§ WHAT IS NEEDED: The expected output is an exact restatement of all the records.

§ EXTRACTED RECORDS:
◇ ◇ ◇ ◇
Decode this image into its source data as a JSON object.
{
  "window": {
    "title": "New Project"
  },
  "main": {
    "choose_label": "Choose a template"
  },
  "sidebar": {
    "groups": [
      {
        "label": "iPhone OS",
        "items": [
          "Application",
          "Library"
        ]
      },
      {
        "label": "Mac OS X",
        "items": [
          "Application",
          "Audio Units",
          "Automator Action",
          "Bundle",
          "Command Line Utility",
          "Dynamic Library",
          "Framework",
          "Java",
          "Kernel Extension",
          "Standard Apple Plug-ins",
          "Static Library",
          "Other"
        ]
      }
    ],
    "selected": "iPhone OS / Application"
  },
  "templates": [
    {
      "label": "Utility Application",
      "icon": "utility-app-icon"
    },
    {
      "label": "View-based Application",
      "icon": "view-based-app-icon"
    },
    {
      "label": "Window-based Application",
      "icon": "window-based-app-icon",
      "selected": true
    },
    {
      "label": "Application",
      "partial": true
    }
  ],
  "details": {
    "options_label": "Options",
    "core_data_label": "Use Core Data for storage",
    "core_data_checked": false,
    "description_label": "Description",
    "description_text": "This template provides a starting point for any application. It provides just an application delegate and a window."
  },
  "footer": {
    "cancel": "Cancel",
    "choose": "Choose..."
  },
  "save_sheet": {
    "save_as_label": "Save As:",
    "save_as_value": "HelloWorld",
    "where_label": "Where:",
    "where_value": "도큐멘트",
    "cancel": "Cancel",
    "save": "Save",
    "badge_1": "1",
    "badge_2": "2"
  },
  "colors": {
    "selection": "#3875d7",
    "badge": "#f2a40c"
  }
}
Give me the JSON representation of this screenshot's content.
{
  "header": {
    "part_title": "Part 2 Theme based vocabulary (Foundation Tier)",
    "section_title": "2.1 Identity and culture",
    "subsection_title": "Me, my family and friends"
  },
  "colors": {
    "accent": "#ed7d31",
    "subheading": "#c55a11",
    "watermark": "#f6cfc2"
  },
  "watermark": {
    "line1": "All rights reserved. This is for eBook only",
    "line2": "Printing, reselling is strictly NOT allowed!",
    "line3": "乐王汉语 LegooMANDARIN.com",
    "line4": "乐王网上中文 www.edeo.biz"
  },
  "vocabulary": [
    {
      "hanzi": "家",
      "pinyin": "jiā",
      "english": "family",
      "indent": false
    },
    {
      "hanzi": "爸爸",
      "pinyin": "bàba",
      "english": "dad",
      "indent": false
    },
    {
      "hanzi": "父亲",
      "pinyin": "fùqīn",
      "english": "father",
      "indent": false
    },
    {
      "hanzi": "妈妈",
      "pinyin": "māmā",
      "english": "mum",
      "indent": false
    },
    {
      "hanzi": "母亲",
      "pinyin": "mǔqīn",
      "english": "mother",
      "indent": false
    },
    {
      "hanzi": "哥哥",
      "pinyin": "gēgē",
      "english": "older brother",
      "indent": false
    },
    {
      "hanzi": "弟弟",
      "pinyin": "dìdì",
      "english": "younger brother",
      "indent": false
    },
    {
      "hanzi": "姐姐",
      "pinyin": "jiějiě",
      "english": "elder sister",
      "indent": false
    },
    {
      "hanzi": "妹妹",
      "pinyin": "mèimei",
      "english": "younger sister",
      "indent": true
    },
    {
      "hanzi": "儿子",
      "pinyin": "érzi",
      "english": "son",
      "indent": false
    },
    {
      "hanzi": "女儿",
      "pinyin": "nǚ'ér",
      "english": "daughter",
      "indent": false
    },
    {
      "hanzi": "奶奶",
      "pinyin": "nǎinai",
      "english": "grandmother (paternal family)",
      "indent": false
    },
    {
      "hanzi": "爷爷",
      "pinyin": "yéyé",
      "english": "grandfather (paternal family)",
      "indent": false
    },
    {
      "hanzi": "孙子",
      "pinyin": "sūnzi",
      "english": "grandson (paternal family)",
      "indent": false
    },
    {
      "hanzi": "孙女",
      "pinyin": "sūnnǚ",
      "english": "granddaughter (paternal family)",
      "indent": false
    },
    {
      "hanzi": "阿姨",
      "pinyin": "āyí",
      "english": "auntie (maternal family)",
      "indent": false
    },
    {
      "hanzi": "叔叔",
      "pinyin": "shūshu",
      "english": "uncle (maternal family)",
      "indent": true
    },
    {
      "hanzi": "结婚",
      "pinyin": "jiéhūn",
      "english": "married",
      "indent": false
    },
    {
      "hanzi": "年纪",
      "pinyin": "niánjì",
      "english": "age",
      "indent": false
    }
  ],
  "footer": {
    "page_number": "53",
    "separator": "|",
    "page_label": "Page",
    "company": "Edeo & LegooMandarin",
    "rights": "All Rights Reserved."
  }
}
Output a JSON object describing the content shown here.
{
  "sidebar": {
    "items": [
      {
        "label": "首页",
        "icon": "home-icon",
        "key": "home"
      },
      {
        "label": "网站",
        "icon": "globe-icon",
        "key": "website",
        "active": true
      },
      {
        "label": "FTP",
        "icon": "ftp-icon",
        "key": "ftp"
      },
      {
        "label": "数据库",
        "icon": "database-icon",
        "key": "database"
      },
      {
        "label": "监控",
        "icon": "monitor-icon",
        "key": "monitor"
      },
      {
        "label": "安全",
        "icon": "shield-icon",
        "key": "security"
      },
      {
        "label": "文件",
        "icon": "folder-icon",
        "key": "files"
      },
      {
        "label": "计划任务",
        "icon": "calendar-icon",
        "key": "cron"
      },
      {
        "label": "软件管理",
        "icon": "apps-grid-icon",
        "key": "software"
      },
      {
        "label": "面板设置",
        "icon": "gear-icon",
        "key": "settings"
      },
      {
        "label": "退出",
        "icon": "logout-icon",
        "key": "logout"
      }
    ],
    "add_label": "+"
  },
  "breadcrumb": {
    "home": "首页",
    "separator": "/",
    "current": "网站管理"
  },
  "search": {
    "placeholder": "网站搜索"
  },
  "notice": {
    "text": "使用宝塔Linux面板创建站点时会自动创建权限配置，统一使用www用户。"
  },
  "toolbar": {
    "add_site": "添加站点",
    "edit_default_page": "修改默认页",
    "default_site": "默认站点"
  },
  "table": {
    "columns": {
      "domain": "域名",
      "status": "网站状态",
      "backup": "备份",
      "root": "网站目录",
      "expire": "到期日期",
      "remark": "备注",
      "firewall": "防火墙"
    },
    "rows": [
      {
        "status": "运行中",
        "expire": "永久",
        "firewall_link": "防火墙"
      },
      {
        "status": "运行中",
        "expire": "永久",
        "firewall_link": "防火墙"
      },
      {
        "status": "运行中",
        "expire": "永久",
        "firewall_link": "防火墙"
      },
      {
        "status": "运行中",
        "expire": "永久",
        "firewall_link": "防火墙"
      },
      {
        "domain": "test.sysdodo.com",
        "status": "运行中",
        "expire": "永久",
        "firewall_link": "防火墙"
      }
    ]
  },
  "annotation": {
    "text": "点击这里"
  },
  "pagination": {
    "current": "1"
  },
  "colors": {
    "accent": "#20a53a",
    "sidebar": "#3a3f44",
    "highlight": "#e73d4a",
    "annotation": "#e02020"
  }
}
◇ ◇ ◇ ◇
§ COMPLETED TASK:
Decode this image into its source data as a JSON object.
{
  "window": {
    "title": "New Project"
  },
  "main": {
    "choose_label": "Choose a template"
  },
  "sidebar": {
    "groups": [
      {
        "label": "iPhone OS",
        "items": [
          "Application",
          "Library"
        ]
      },
      {
        "label": "Mac OS X",
        "items": [
          "Application",
          "Audio Units",
          "Automator Action",
          "Bundle",
          "Command Line Utility",
          "Dynamic Library",
          "Framework",
          "Java",
          "Kernel Extension",
          "Standard Apple Plug-ins",
          "Static Library",
          "Other"
        ]
      }
    ],
    "selected": "iPhone OS / Application"
  },
  "templates": [
    {
      "label": "Utility Application",
      "icon": "utility-app-icon"
    },
    {
      "label": "View-based Application",
      "icon": "view-based-app-icon"
    },
    {
      "label": "Window-based Application",
      "icon": "window-based-app-icon",
      "selected": true
    },
    {
      "label": "Application",
      "partial": true
    }
  ],
  "details": {
    "options_label": "Options",
    "core_data_label": "Use Core Data for storage",
    "core_data_checked": false,
    "description_label": "Description",
    "description_text": "This template provides a starting point for any application. It provides just an application delegate and a window."
  },
  "footer": {
    "cancel": "Cancel",
    "choose": "Choose..."
  },
  "save_sheet": {
    "save_as_label": "Save As:",
    "save_as_value": "HelloWorld",
    "where_label": "Where:",
    "where_value": "도큐멘트",
    "cancel": "Cancel",
    "save": "Save",
    "badge_1": "1",
    "badge_2": "2"
  },
  "colors": {
    "selection": "#3875d7",
    "badge": "#f2a40c"
  }
}
Give me the JSON representation of this screenshot's content.
{
  "header": {
    "part_title": "Part 2 Theme based vocabulary (Foundation Tier)",
    "section_title": "2.1 Identity and culture",
    "subsection_title": "Me, my family and friends"
  },
  "colors": {
    "accent": "#ed7d31",
    "subheading": "#c55a11",
    "watermark": "#f6cfc2"
  },
  "watermark": {
    "line1": "All rights reserved. This is for eBook only",
    "line2": "Printing, reselling is strictly NOT allowed!",
    "line3": "乐王汉语 LegooMANDARIN.com",
    "line4": "乐王网上中文 www.edeo.biz"
  },
  "vocabulary": [
    {
      "hanzi": "家",
      "pinyin": "jiā",
      "english": "family",
      "indent": false
    },
    {
      "hanzi": "爸爸",
      "pinyin": "bàba",
      "english": "dad",
      "indent": false
    },
    {
      "hanzi": "父亲",
      "pinyin": "fùqīn",
      "english": "father",
      "indent": false
    },
    {
      "hanzi": "妈妈",
      "pinyin": "māmā",
      "english": "mum",
      "indent": false
    },
    {
      "hanzi": "母亲",
      "pinyin": "mǔqīn",
      "english": "mother",
      "indent": false
    },
    {
      "hanzi": "哥哥",
      "pinyin": "gēgē",
      "english": "older brother",
      "indent": false
    },
    {
      "hanzi": "弟弟",
      "pinyin": "dìdì",
      "english": "younger brother",
      "indent": false
    },
    {
      "hanzi": "姐姐",
      "pinyin": "jiějiě",
      "english": "elder sister",
      "indent": false
    },
    {
      "hanzi": "妹妹",
      "pinyin": "mèimei",
      "english": "younger sister",
      "indent": true
    },
    {
      "hanzi": "儿子",
      "pinyin": "érzi",
      "english": "son",
      "indent": false
    },
    {
      "hanzi": "女儿",
      "pinyin": "nǚ'ér",
      "english": "daughter",
      "indent": false
    },
    {
      "hanzi": "奶奶",
      "pinyin": "nǎinai",
      "english": "grandmother (paternal family)",
      "indent": false
    },
    {
      "hanzi": "爷爷",
      "pinyin": "yéyé",
      "english": "grandfather (paternal family)",
      "indent": false
    },
    {
      "hanzi": "孙子",
      "pinyin": "sūnzi",
      "english": "grandson (paternal family)",
      "indent": false
    },
    {
      "hanzi": "孙女",
      "pinyin": "sūnnǚ",
      "english": "granddaughter (paternal family)",
      "indent": false
    },
    {
      "hanzi": "阿姨",
      "pinyin": "āyí",
      "english": "auntie (maternal family)",
      "indent": false
    },
    {
      "hanzi": "叔叔",
      "pinyin": "shūshu",
      "english": "uncle (maternal family)",
      "indent": true
    },
    {
      "hanzi": "结婚",
      "pinyin": "jiéhūn",
      "english": "married",
      "indent": false
    },
    {
      "hanzi": "年纪",
      "pinyin": "niánjì",
      "english": "age",
      "indent": false
    }
  ],
  "footer": {
    "page_number": "53",
    "separator": "|",
    "page_label": "Page",
    "company": "Edeo & LegooMandarin",
    "rights": "All Rights Reserved."
  }
}
Output a JSON object describing the content shown here.
{
  "sidebar": {
    "items": [
      {
        "label": "首页",
        "icon": "home-icon",
        "key": "home"
      },
      {
        "label": "网站",
        "icon": "globe-icon",
        "key": "website",
        "active": true
      },
      {
        "label": "FTP",
        "icon": "ftp-icon",
        "key": "ftp"
      },
      {
        "label": "数据库",
        "icon": "database-icon",
        "key": "database"
      },
      {
        "label": "监控",
        "icon": "monitor-icon",
        "key": "monitor"
      },
      {
        "label": "安全",
        "icon": "shield-icon",
        "key": "security"
      },
      {
        "label": "文件",
        "icon": "folder-icon",
        "key": "files"
      },
      {
        "label": "计划任务",
        "icon": "calendar-icon",
        "key": "cron"
      },
      {
        "label": "软件管理",
        "icon": "apps-grid-icon",
        "key": "software"
      },
      {
        "label": "面板设置",
        "icon": "gear-icon",
        "key": "settings"
      },
      {
        "label": "退出",
        "icon": "logout-icon",
        "key": "logout"
      }
    ],
    "add_label": "+"
  },
  "breadcrumb": {
    "home": "首页",
    "separator": "/",
    "current": "网站管理"
  },
  "search": {
    "placeholder": "网站搜索"
  },
  "notice": {
    "text": "使用宝塔Linux面板创建站点时会自动创建权限配置，统一使用www用户。"
  },
  "toolbar": {
    "add_site": "添加站点",
    "edit_default_page": "修改默认页",
    "default_site": "默认站点"
  },
  "table": {
    "columns": {
      "domain": "域名",
      "status": "网站状态",
      "backup": "备份",
      "root": "网站目录",
      "expire": "到期日期",
      "remark": "备注",
      "firewall": "防火墙"
    },
    "rows": [
      {
        "status": "运行中",
        "expire": "永久",
        "firewall_link": "防火墙"
      },
      {
        "status": "运行中",
        "expire": "永久",
        "firewall_link": "防火墙"
      },
      {
        "status": "运行中",
        "expire": "永久",
        "firewall_link": "防火墙"
      },
      {
        "status": "运行中",
        "expire": "永久",
        "firewall_link": "防火墙"
      },
      {
        "domain": "test.sysdodo.com",
        "status": "运行中",
        "expire": "永久",
        "firewall_link": "防火墙"
      }
    ]
  },
  "annotation": {
    "text": "点击这里"
  },
  "pagination": {
    "current": "1"
  },
  "colors": {
    "accent": "#20a53a",
    "sidebar": "#3a3f44",
    "highlight": "#e73d4a",
    "annotation": "#e02020"
  }
}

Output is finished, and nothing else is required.